The United States, saying it has no choice, will stop paying its dues to UNESCO following the U.N. cultural agency’s vote to grant full membership to the Palestinians.
The United Nations Educational, Scientific and Cultural Organization approved the Palestinian’s bid Monday during its general assembly in Paris by a vote of 107 to 14, with the United States, Canada and Germany among those voting against the motion. Britain was among the 52 nations that abstained.
UNESCO is the first U.N. agency that the Palestinians have attempted to join since asking for full membership in the United Nations in September. It previously had observer status at the agency.
The vote activated legislation adopted nearly two decades ago under President Reagan that prohibits U.S. funding to U.N. agencies that recognize a state of Palestine before a peace deal is finalized.
U.S. State Department spokeswoman Victoria Nuland said Monday that a $60 million payment to UNESCO scheduled for November will not be delivered. The U.S. annual dues to UNESCO comprises more than 20 percent of the agency’s budget.
“Today’s vote by the member states of UNESCO to admit Palestine as a member is regrettable, premature and undermines our shared goal of a comprehensive, just and lasting peace in the Middle East,” Nuland said.

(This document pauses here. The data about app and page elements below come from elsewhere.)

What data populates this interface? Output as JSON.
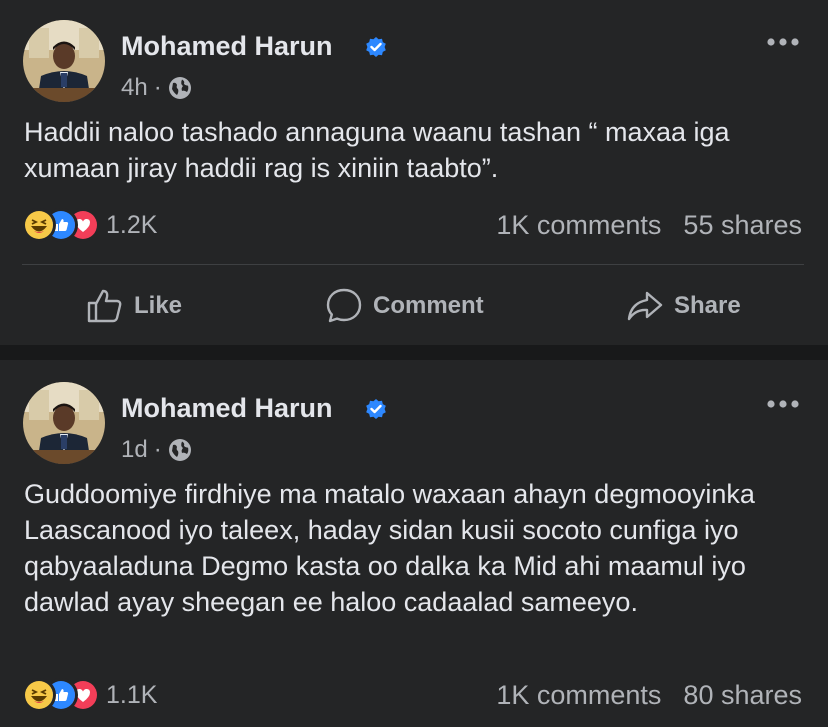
{
  "posts": [
    {
      "author": "Mohamed Harun",
      "time": "4h",
      "separator": "·",
      "text": "Haddii naloo tashado annaguna waanu tashan “ maxaa iga xumaan jiray haddii rag is xiniin taabto”.",
      "reactions_count": "1.2K",
      "comments": "1K comments",
      "shares": "55 shares"
    },
    {
      "author": "Mohamed Harun",
      "time": "1d",
      "separator": "·",
      "text": "Guddoomiye firdhiye ma matalo waxaan ahayn degmooyinka Laascanood iyo taleex, haday sidan kusii socoto cunfiga iyo qabyaaladuna  Degmo kasta oo dalka ka Mid ahi maamul iyo dawlad ayay sheegan ee haloo cadaalad sameeyo.",
      "reactions_count": "1.1K",
      "comments": "1K comments",
      "shares": "80 shares"
    }
  ],
  "actions": {
    "like": "Like",
    "comment": "Comment",
    "share": "Share"
  },
  "icons": {
    "verified": "verified-badge-icon",
    "privacy": "globe-icon",
    "more": "more-options-icon",
    "reactions": [
      "haha-icon",
      "like-reaction-icon",
      "love-icon"
    ]
  },
  "colors": {
    "background": "#18191a",
    "card": "#242526",
    "accent": "#2d88ff",
    "text": "#e4e6eb",
    "secondary": "#b0b3b8"
  }
}
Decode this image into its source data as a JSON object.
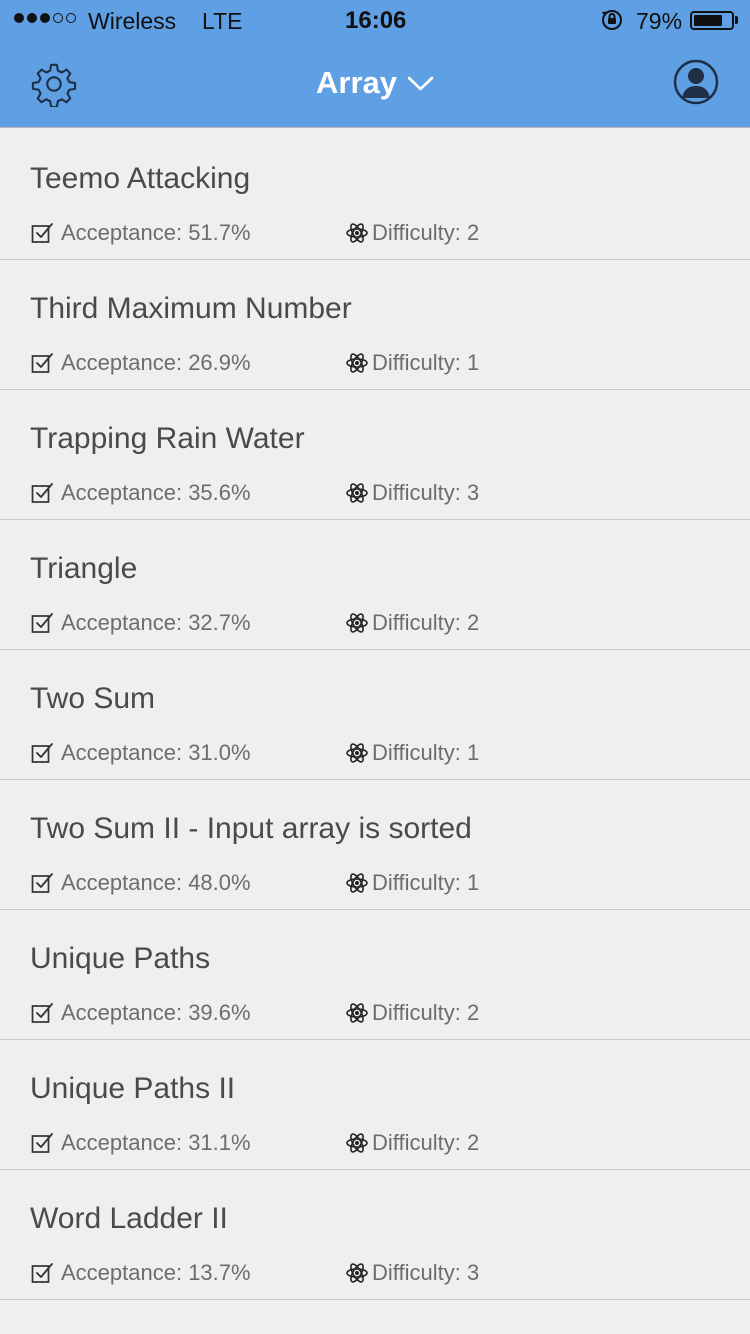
{
  "status_bar": {
    "carrier": "Wireless",
    "network": "LTE",
    "time": "16:06",
    "battery_percent_text": "79%",
    "battery_level": 0.79,
    "signal_strength": 3,
    "signal_total": 5,
    "icons": [
      "signal-dots-icon",
      "orientation-lock-icon",
      "battery-icon"
    ]
  },
  "header": {
    "title": "Array",
    "left_icon": "gear-icon",
    "title_icon": "chevron-down-icon",
    "right_icon": "user-icon",
    "background_color": "#5f9fe4",
    "text_color": "#ffffff"
  },
  "list": {
    "acceptance_label": "Acceptance: ",
    "difficulty_label": "Difficulty: ",
    "acceptance_icon": "checked-box-icon",
    "difficulty_icon": "atom-icon",
    "items": [
      {
        "title": "Teemo Attacking",
        "acceptance": "51.7%",
        "difficulty": "2"
      },
      {
        "title": "Third Maximum Number",
        "acceptance": "26.9%",
        "difficulty": "1"
      },
      {
        "title": "Trapping Rain Water",
        "acceptance": "35.6%",
        "difficulty": "3"
      },
      {
        "title": "Triangle",
        "acceptance": "32.7%",
        "difficulty": "2"
      },
      {
        "title": "Two Sum",
        "acceptance": "31.0%",
        "difficulty": "1"
      },
      {
        "title": "Two Sum II - Input array is sorted",
        "acceptance": "48.0%",
        "difficulty": "1"
      },
      {
        "title": "Unique Paths",
        "acceptance": "39.6%",
        "difficulty": "2"
      },
      {
        "title": "Unique Paths II",
        "acceptance": "31.1%",
        "difficulty": "2"
      },
      {
        "title": "Word Ladder II",
        "acceptance": "13.7%",
        "difficulty": "3"
      }
    ]
  }
}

The United States will lose its vote in UNESCO if it does not pay its dues for two years. Reportedly the U.S. is concerned that the Palestinians will now request membership in other U.S. agencies in which the U.S. would lose its influence if it halts dues payments.
Israel’s Foreign Ministry in a statement issued following the vote called the decision a “unilateral Palestinian maneuver which will bring no change on the ground but further removes the possibility for a peace agreement.”

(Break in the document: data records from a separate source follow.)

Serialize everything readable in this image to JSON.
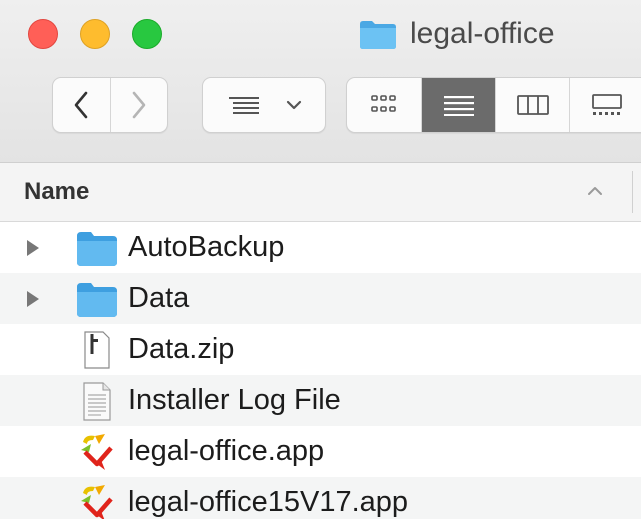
{
  "window": {
    "title": "legal-office"
  },
  "toolbar": {
    "back_icon": "chevron-left-icon",
    "forward_icon": "chevron-right-icon",
    "view_options_icon": "list-options-icon",
    "view_modes": [
      "icon-view",
      "list-view",
      "column-view",
      "gallery-view"
    ],
    "active_view_mode": "list-view"
  },
  "header": {
    "name_label": "Name",
    "sort_indicator": "chevron-up-icon"
  },
  "files": [
    {
      "name": "AutoBackup",
      "type": "folder",
      "expandable": true
    },
    {
      "name": "Data",
      "type": "folder",
      "expandable": true
    },
    {
      "name": "Data.zip",
      "type": "zip-archive",
      "expandable": false
    },
    {
      "name": "Installer Log File",
      "type": "text-document",
      "expandable": false
    },
    {
      "name": "legal-office.app",
      "type": "application",
      "expandable": false
    },
    {
      "name": "legal-office15V17.app",
      "type": "application",
      "expandable": false
    }
  ],
  "colors": {
    "folder_blue": "#5ab6ee",
    "active_view_bg": "#6b6b6b",
    "close": "#ff5f57",
    "minimize": "#febc2e",
    "zoom": "#28c840"
  }
}
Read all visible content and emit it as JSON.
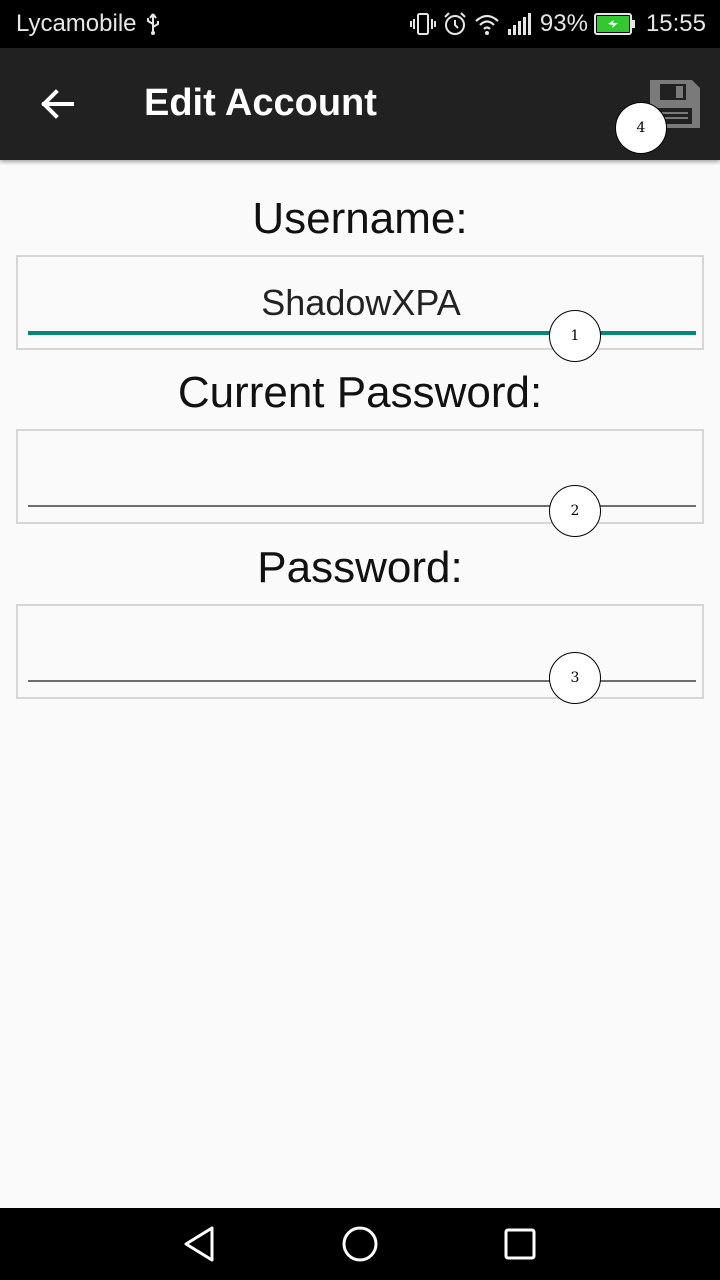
{
  "status_bar": {
    "carrier": "Lycamobile",
    "battery_percent": "93%",
    "time": "15:55",
    "icons": [
      "usb-icon",
      "vibrate-icon",
      "alarm-icon",
      "wifi-icon",
      "signal-icon",
      "battery-charging-icon"
    ]
  },
  "app_bar": {
    "title": "Edit Account",
    "back_icon": "arrow-left-icon",
    "save_icon": "floppy-disk-icon"
  },
  "form": {
    "username": {
      "label": "Username:",
      "value": "ShadowXPA"
    },
    "current_password": {
      "label": "Current Password:",
      "value": ""
    },
    "password": {
      "label": "Password:",
      "value": ""
    }
  },
  "markers": [
    "1",
    "2",
    "3",
    "4"
  ],
  "nav_bar": {
    "icons": [
      "back-triangle-icon",
      "home-circle-icon",
      "recents-square-icon"
    ]
  },
  "colors": {
    "accent": "#00897b",
    "app_bar": "#212121",
    "background": "#fafafa"
  }
}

“This decision will not turn the Palestinian Authority into an actual state, yet places unnecessary burdens on the route to renewing negotiations. Israel believes that the correct and only way to make progress in the diplomatic process with the Palestinians is through direct negotiations without preconditions,” the statement said. “The Palestinian move at UNESCO, as with similar such steps with other U.N. bodies, is tantamount to a rejection of the international community’s efforts to advance the peace process.

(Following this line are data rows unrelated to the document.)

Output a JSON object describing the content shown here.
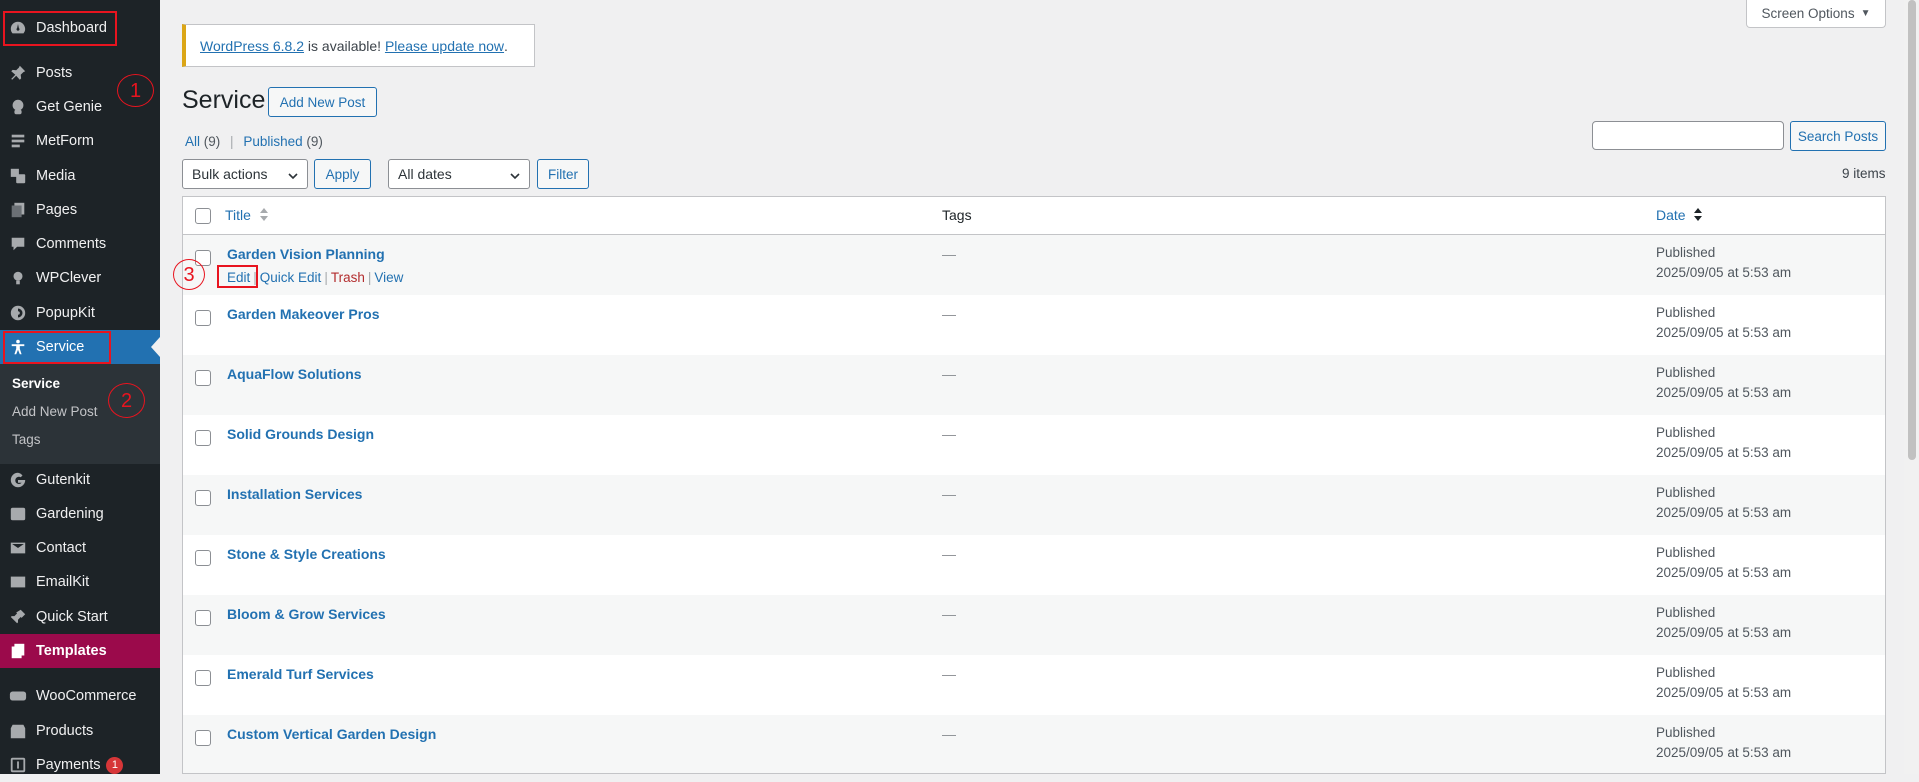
{
  "menu": {
    "items": [
      {
        "label": "Dashboard",
        "icon": "dashboard-icon"
      },
      {
        "label": "Posts",
        "icon": "pin-icon"
      },
      {
        "label": "Get Genie",
        "icon": "genie-icon"
      },
      {
        "label": "MetForm",
        "icon": "form-icon"
      },
      {
        "label": "Media",
        "icon": "media-icon"
      },
      {
        "label": "Pages",
        "icon": "pages-icon"
      },
      {
        "label": "Comments",
        "icon": "comments-icon"
      },
      {
        "label": "WPClever",
        "icon": "bulb-icon"
      },
      {
        "label": "PopupKit",
        "icon": "popup-icon"
      },
      {
        "label": "Service",
        "icon": "person-icon"
      },
      {
        "label": "Gutenkit",
        "icon": "gutenkit-icon"
      },
      {
        "label": "Gardening",
        "icon": "gardening-icon"
      },
      {
        "label": "Contact",
        "icon": "mail-icon"
      },
      {
        "label": "EmailKit",
        "icon": "mail-icon"
      },
      {
        "label": "Quick Start",
        "icon": "plug-icon"
      },
      {
        "label": "Templates",
        "icon": "templates-icon"
      },
      {
        "label": "WooCommerce",
        "icon": "woo-icon"
      },
      {
        "label": "Products",
        "icon": "products-icon"
      },
      {
        "label": "Payments",
        "icon": "payments-icon",
        "badge": "1"
      }
    ],
    "submenu": [
      {
        "label": "Service"
      },
      {
        "label": "Add New Post"
      },
      {
        "label": "Tags"
      }
    ]
  },
  "annotations": {
    "one": "1",
    "two": "2",
    "three": "3"
  },
  "screen_options": "Screen Options",
  "notice": {
    "version_link": "WordPress 6.8.2",
    "middle": " is available! ",
    "update_link": "Please update now",
    "end": "."
  },
  "page": {
    "title": "Service",
    "add_new": "Add New Post"
  },
  "views": {
    "all": "All",
    "all_count": "(9)",
    "separator": "|",
    "published": "Published",
    "published_count": "(9)"
  },
  "search": {
    "button": "Search Posts",
    "value": ""
  },
  "bulk": {
    "selected": "Bulk actions",
    "apply": "Apply"
  },
  "dates": {
    "selected": "All dates",
    "filter": "Filter"
  },
  "items_count": "9 items",
  "table": {
    "headers": {
      "title": "Title",
      "tags": "Tags",
      "date": "Date"
    },
    "row_actions": {
      "edit": "Edit",
      "quick_edit": "Quick Edit",
      "trash": "Trash",
      "view": "View",
      "sep": "|"
    },
    "rows": [
      {
        "title": "Garden Vision Planning",
        "tags": "—",
        "status": "Published",
        "date": "2025/09/05 at 5:53 am"
      },
      {
        "title": "Garden Makeover Pros",
        "tags": "—",
        "status": "Published",
        "date": "2025/09/05 at 5:53 am"
      },
      {
        "title": "AquaFlow Solutions",
        "tags": "—",
        "status": "Published",
        "date": "2025/09/05 at 5:53 am"
      },
      {
        "title": "Solid Grounds Design",
        "tags": "—",
        "status": "Published",
        "date": "2025/09/05 at 5:53 am"
      },
      {
        "title": "Installation Services",
        "tags": "—",
        "status": "Published",
        "date": "2025/09/05 at 5:53 am"
      },
      {
        "title": "Stone & Style Creations",
        "tags": "—",
        "status": "Published",
        "date": "2025/09/05 at 5:53 am"
      },
      {
        "title": "Bloom & Grow Services",
        "tags": "—",
        "status": "Published",
        "date": "2025/09/05 at 5:53 am"
      },
      {
        "title": "Emerald Turf Services",
        "tags": "—",
        "status": "Published",
        "date": "2025/09/05 at 5:53 am"
      },
      {
        "title": "Custom Vertical Garden Design",
        "tags": "—",
        "status": "Published",
        "date": "2025/09/05 at 5:53 am"
      }
    ]
  },
  "colors": {
    "menu_bg": "#1d2327",
    "current_bg": "#2271b1",
    "templates_bg": "#9b0a4b",
    "link": "#2271b1",
    "trash": "#b32d2e",
    "annotation": "#e8141f"
  }
}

The statement went on to thank the countries that “displayed a sense of responsibility” by opposing the bid.
Unlike in the U.N. Security Council, where its permanent members such as the United States hold veto power over legislation, there is no veto in UNESCO. The United States had boycotted UNESCO for nearly 20 years until 2003, when it returned to the agency.
In November 2010, UNESCO adopted several proposals by Arab states classifying Jewish and Muslim holy sites. It referred to Rachel’s Tomb in Bethlehem as a mosque, in addition to using its Jewish designation of Rachel’s Tomb, and said the tomb as well as the Cave of the Patriarchs was “an integral part of the occupied Palestinian Territories.” It called both landmarks “Palestinian sites.”